[[ Source material, beginning ]]

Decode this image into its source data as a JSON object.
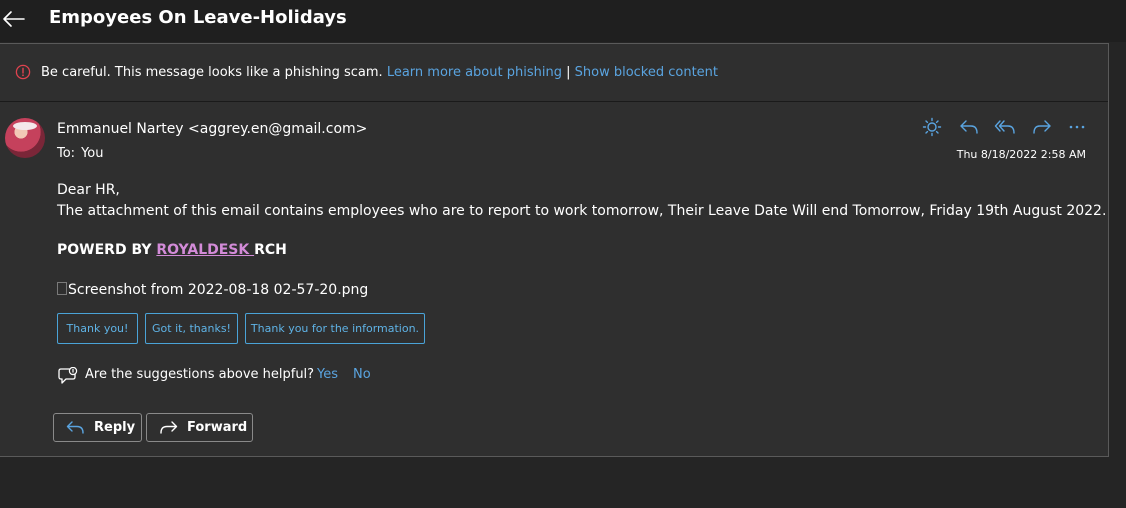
{
  "header": {
    "subject": "Empoyees On Leave-Holidays"
  },
  "warning": {
    "message": "Be careful. This message looks like a phishing scam.",
    "learn_more": "Learn more about phishing",
    "separator": "|",
    "show_blocked": "Show blocked content"
  },
  "message": {
    "sender": "Emmanuel Nartey <aggrey.en@gmail.com>",
    "to_label": "To:",
    "to_value": "You",
    "date": "Thu 8/18/2022 2:58 AM",
    "body": {
      "greeting": "Dear HR,",
      "line1": "The attachment of this email contains employees who are to report to work tomorrow, Their Leave Date Will end Tomorrow, Friday 19th August  2022.",
      "powered_prefix": "POWERD BY ",
      "powered_link": "ROYALDESK ",
      "powered_suffix": "RCH"
    },
    "attachment": "Screenshot from 2022-08-18 02-57-20.png"
  },
  "suggestions": [
    "Thank you!",
    "Got it, thanks!",
    "Thank you for the information."
  ],
  "feedback": {
    "question": "Are the suggestions above helpful?",
    "yes": "Yes",
    "no": "No"
  },
  "buttons": {
    "reply": "Reply",
    "forward": "Forward"
  },
  "colors": {
    "accent": "#5aa4e0",
    "warning": "#e0434f",
    "royal_link": "#d38bd8"
  }
}
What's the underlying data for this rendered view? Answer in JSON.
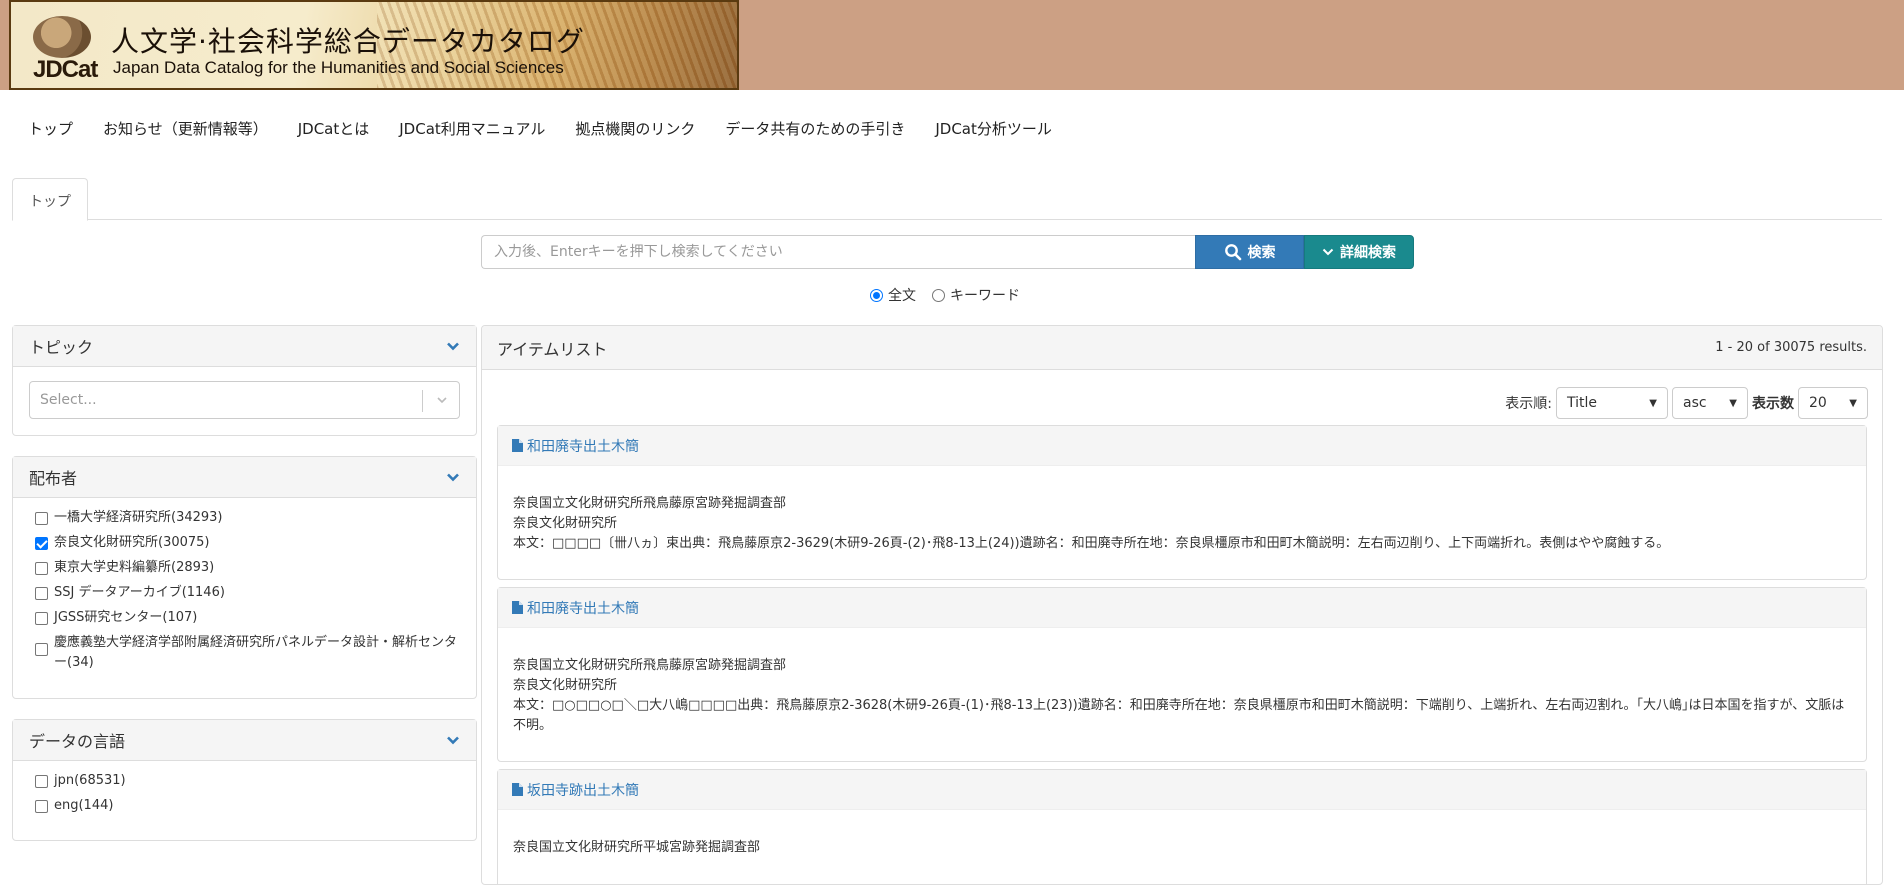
{
  "header": {
    "logo_abbr": "JDCat",
    "title": "人文学·社会科学総合データカタログ",
    "subtitle": "Japan Data Catalog for the Humanities and Social Sciences"
  },
  "nav": {
    "items": [
      "トップ",
      "お知らせ（更新情報等）",
      "JDCatとは",
      "JDCat利用マニュアル",
      "拠点機関のリンク",
      "データ共有のための手引き",
      "JDCat分析ツール"
    ]
  },
  "tabs": {
    "active": "トップ"
  },
  "search": {
    "placeholder": "入力後、Enterキーを押下し検索してください",
    "value": "",
    "search_label": "検索",
    "detail_label": "詳細検索",
    "options": [
      "全文",
      "キーワード"
    ],
    "selected_option": "全文"
  },
  "sidebar": {
    "topic": {
      "title": "トピック",
      "select_placeholder": "Select..."
    },
    "distributor": {
      "title": "配布者",
      "items": [
        {
          "label": "一橋大学経済研究所(34293)",
          "checked": false
        },
        {
          "label": "奈良文化財研究所(30075)",
          "checked": true
        },
        {
          "label": "東京大学史料編纂所(2893)",
          "checked": false
        },
        {
          "label": "SSJ データアーカイブ(1146)",
          "checked": false
        },
        {
          "label": "JGSS研究センター(107)",
          "checked": false
        },
        {
          "label": "慶應義塾大学経済学部附属経済研究所パネルデータ設計・解析センター(34)",
          "checked": false
        }
      ]
    },
    "language": {
      "title": "データの言語",
      "items": [
        {
          "label": "jpn(68531)",
          "checked": false
        },
        {
          "label": "eng(144)",
          "checked": false
        }
      ]
    }
  },
  "main": {
    "title": "アイテムリスト",
    "results": "1 - 20 of 30075 results.",
    "sort_label": "表示順:",
    "sort_field": "Title",
    "sort_order": "asc",
    "count_label": "表示数",
    "count_value": "20",
    "items": [
      {
        "title": "和田廃寺出土木簡",
        "line1": "奈良国立文化財研究所飛鳥藤原宮跡発掘調査部",
        "line2": "奈良文化財研究所",
        "line3": "本文：□□□□〔卌八ヵ〕束出典：飛鳥藤原京2-3629(木研9-26頁-(2)･飛8-13上(24))遺跡名：和田廃寺所在地：奈良県橿原市和田町木簡説明：左右両辺削り、上下両端折れ。表側はやや腐蝕する。"
      },
      {
        "title": "和田廃寺出土木簡",
        "line1": "奈良国立文化財研究所飛鳥藤原宮跡発掘調査部",
        "line2": "奈良文化財研究所",
        "line3": "本文：□○□□○□＼□大八嶋□□□□出典：飛鳥藤原京2-3628(木研9-26頁-(1)･飛8-13上(23))遺跡名：和田廃寺所在地：奈良県橿原市和田町木簡説明：下端削り、上端折れ、左右両辺割れ。｢大八嶋｣は日本国を指すが、文脈は不明。"
      },
      {
        "title": "坂田寺跡出土木簡",
        "line1": "奈良国立文化財研究所平城宮跡発掘調査部",
        "line2": "",
        "line3": ""
      }
    ]
  },
  "colors": {
    "header_bg": "#cca084",
    "link": "#337ab7",
    "search_btn": "#337ab7",
    "detail_btn": "#1a8a8e"
  }
}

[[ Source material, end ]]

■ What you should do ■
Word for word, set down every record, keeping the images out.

■ Answer to the exercise ■
Decode this image into its source data as a JSON object.
{
  "header": {
    "subject": "Empoyees On Leave-Holidays"
  },
  "warning": {
    "message": "Be careful. This message looks like a phishing scam.",
    "learn_more": "Learn more about phishing",
    "separator": "|",
    "show_blocked": "Show blocked content"
  },
  "message": {
    "sender": "Emmanuel Nartey <aggrey.en@gmail.com>",
    "to_label": "To:",
    "to_value": "You",
    "date": "Thu 8/18/2022 2:58 AM",
    "body": {
      "greeting": "Dear HR,",
      "line1": "The attachment of this email contains employees who are to report to work tomorrow, Their Leave Date Will end Tomorrow, Friday 19th August  2022.",
      "powered_prefix": "POWERD BY ",
      "powered_link": "ROYALDESK ",
      "powered_suffix": "RCH"
    },
    "attachment": "Screenshot from 2022-08-18 02-57-20.png"
  },
  "suggestions": [
    "Thank you!",
    "Got it, thanks!",
    "Thank you for the information."
  ],
  "feedback": {
    "question": "Are the suggestions above helpful?",
    "yes": "Yes",
    "no": "No"
  },
  "buttons": {
    "reply": "Reply",
    "forward": "Forward"
  },
  "colors": {
    "accent": "#5aa4e0",
    "warning": "#e0434f",
    "royal_link": "#d38bd8"
  }
}
What's the underlying data for this rendered view? Answer in JSON.
{
  "header": {
    "logo_abbr": "JDCat",
    "title": "人文学·社会科学総合データカタログ",
    "subtitle": "Japan Data Catalog for the Humanities and Social Sciences"
  },
  "nav": {
    "items": [
      "トップ",
      "お知らせ（更新情報等）",
      "JDCatとは",
      "JDCat利用マニュアル",
      "拠点機関のリンク",
      "データ共有のための手引き",
      "JDCat分析ツール"
    ]
  },
  "tabs": {
    "active": "トップ"
  },
  "search": {
    "placeholder": "入力後、Enterキーを押下し検索してください",
    "value": "",
    "search_label": "検索",
    "detail_label": "詳細検索",
    "options": [
      "全文",
      "キーワード"
    ],
    "selected_option": "全文"
  },
  "sidebar": {
    "topic": {
      "title": "トピック",
      "select_placeholder": "Select..."
    },
    "distributor": {
      "title": "配布者",
      "items": [
        {
          "label": "一橋大学経済研究所(34293)",
          "checked": false
        },
        {
          "label": "奈良文化財研究所(30075)",
          "checked": true
        },
        {
          "label": "東京大学史料編纂所(2893)",
          "checked": false
        },
        {
          "label": "SSJ データアーカイブ(1146)",
          "checked": false
        },
        {
          "label": "JGSS研究センター(107)",
          "checked": false
        },
        {
          "label": "慶應義塾大学経済学部附属経済研究所パネルデータ設計・解析センター(34)",
          "checked": false
        }
      ]
    },
    "language": {
      "title": "データの言語",
      "items": [
        {
          "label": "jpn(68531)",
          "checked": false
        },
        {
          "label": "eng(144)",
          "checked": false
        }
      ]
    }
  },
  "main": {
    "title": "アイテムリスト",
    "results": "1 - 20 of 30075 results.",
    "sort_label": "表示順:",
    "sort_field": "Title",
    "sort_order": "asc",
    "count_label": "表示数",
    "count_value": "20",
    "items": [
      {
        "title": "和田廃寺出土木簡",
        "line1": "奈良国立文化財研究所飛鳥藤原宮跡発掘調査部",
        "line2": "奈良文化財研究所",
        "line3": "本文：□□□□〔卌八ヵ〕束出典：飛鳥藤原京2-3629(木研9-26頁-(2)･飛8-13上(24))遺跡名：和田廃寺所在地：奈良県橿原市和田町木簡説明：左右両辺削り、上下両端折れ。表側はやや腐蝕する。"
      },
      {
        "title": "和田廃寺出土木簡",
        "line1": "奈良国立文化財研究所飛鳥藤原宮跡発掘調査部",
        "line2": "奈良文化財研究所",
        "line3": "本文：□○□□○□＼□大八嶋□□□□出典：飛鳥藤原京2-3628(木研9-26頁-(1)･飛8-13上(23))遺跡名：和田廃寺所在地：奈良県橿原市和田町木簡説明：下端削り、上端折れ、左右両辺割れ。｢大八嶋｣は日本国を指すが、文脈は不明。"
      },
      {
        "title": "坂田寺跡出土木簡",
        "line1": "奈良国立文化財研究所平城宮跡発掘調査部",
        "line2": "",
        "line3": ""
      }
    ]
  },
  "colors": {
    "header_bg": "#cca084",
    "link": "#337ab7",
    "search_btn": "#337ab7",
    "detail_btn": "#1a8a8e"
  }
}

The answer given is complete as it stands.